While looking over a blog post just before publishing it a few days ago, I found myself thinking for a moment, “yeah, well – that’s just an old woman’s take” – the point being that no one would therefore care.
That thought was swiftly followed by “Whoa! Hold on there just a minute, cowgirl. What’s wrong with an old woman’s opinion and why shouldn’t it be taken seriously?” How could I, having ranted and railed here for two years against our ageist culture along with those who perpetrate and perpetuate it, reflexively surrender to a feeling of futility about the value of an elder opinion?
I had dismissed my own thoughts as unimportant based on my age.
It is a startling moment - if you run such a blog as Time Goes By and flatter yourself a defender of the rights of elders - to be confronted with your own, kneejerk ageism. And the question naturally follows: what other ageist beliefs and perceptions are lurking about in my mind unnoticed and unattended to?
The reason for the “slip” in thinking, of course, is the culture’s inherent bias against elders. Taught from the cradle, none of us is free of it effects.
Who pays attention these days what Jimmy Carter thinks; he’s an old man now, decades removed from power.
Who listens to Bill Moyers now that he’s an old man, so old he gave up his PBS program.
Who cares what Betty Friedan caused to happen for women. Young Wall Street mistresses of the universe types don’t even know her name and refuse to be labeled feminists.
There was a time when what these people said was front-page news. Their opinions once swayed beliefs and that led to public policy changes. But no one seriously listens to these people anymore because they committed the ultimate sin; they got old.
No one cares what old people think. They’re all going to be dead soon anyway. Or, as a recent TGB commenter who identified himself only as “bob,” baldly states:
“Fuck all the old fogues in this world. all they do is anything slow, boring or talk about the good old days. Live for today you miserable old shits!!!” [Spelling and grammar are bob’s.]
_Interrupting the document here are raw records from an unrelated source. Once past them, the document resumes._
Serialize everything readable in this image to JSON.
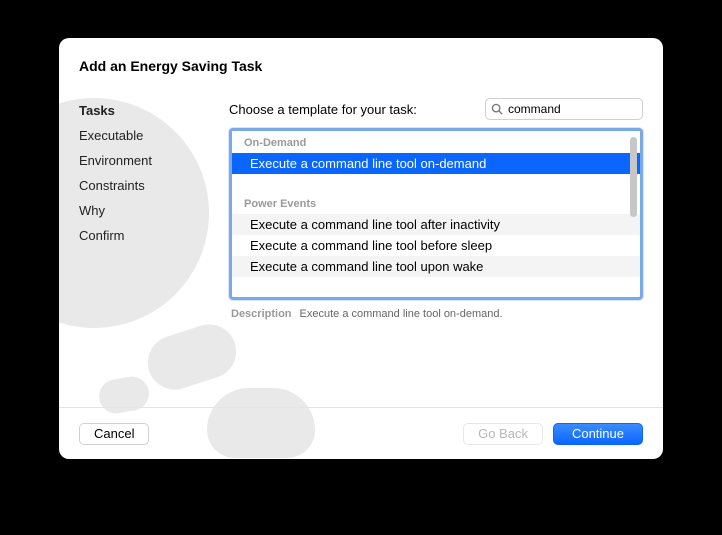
{
  "title": "Add an Energy Saving Task",
  "sidebar": {
    "items": [
      {
        "label": "Tasks",
        "active": true
      },
      {
        "label": "Executable",
        "active": false
      },
      {
        "label": "Environment",
        "active": false
      },
      {
        "label": "Constraints",
        "active": false
      },
      {
        "label": "Why",
        "active": false
      },
      {
        "label": "Confirm",
        "active": false
      }
    ]
  },
  "main": {
    "prompt": "Choose a template for your task:",
    "search": {
      "value": "command",
      "placeholder": "Search"
    },
    "sections": [
      {
        "header": "On-Demand",
        "items": [
          {
            "label": "Execute a command line tool on-demand",
            "selected": true
          }
        ]
      },
      {
        "header": "Power Events",
        "items": [
          {
            "label": "Execute a command line tool after inactivity",
            "selected": false
          },
          {
            "label": "Execute a command line tool before sleep",
            "selected": false
          },
          {
            "label": "Execute a command line tool upon wake",
            "selected": false
          }
        ]
      }
    ],
    "description_label": "Description",
    "description_text": "Execute a command line tool on-demand."
  },
  "footer": {
    "cancel": "Cancel",
    "go_back": "Go Back",
    "continue": "Continue"
  }
}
Until my inadvertent moment of clarity a couple of days ago, I had put only the most minimal thought to my own ageism or that of other elders. No one is completely free of bias. The important thing is to recognize it in ourselves and not let it keep us from doing the right thing.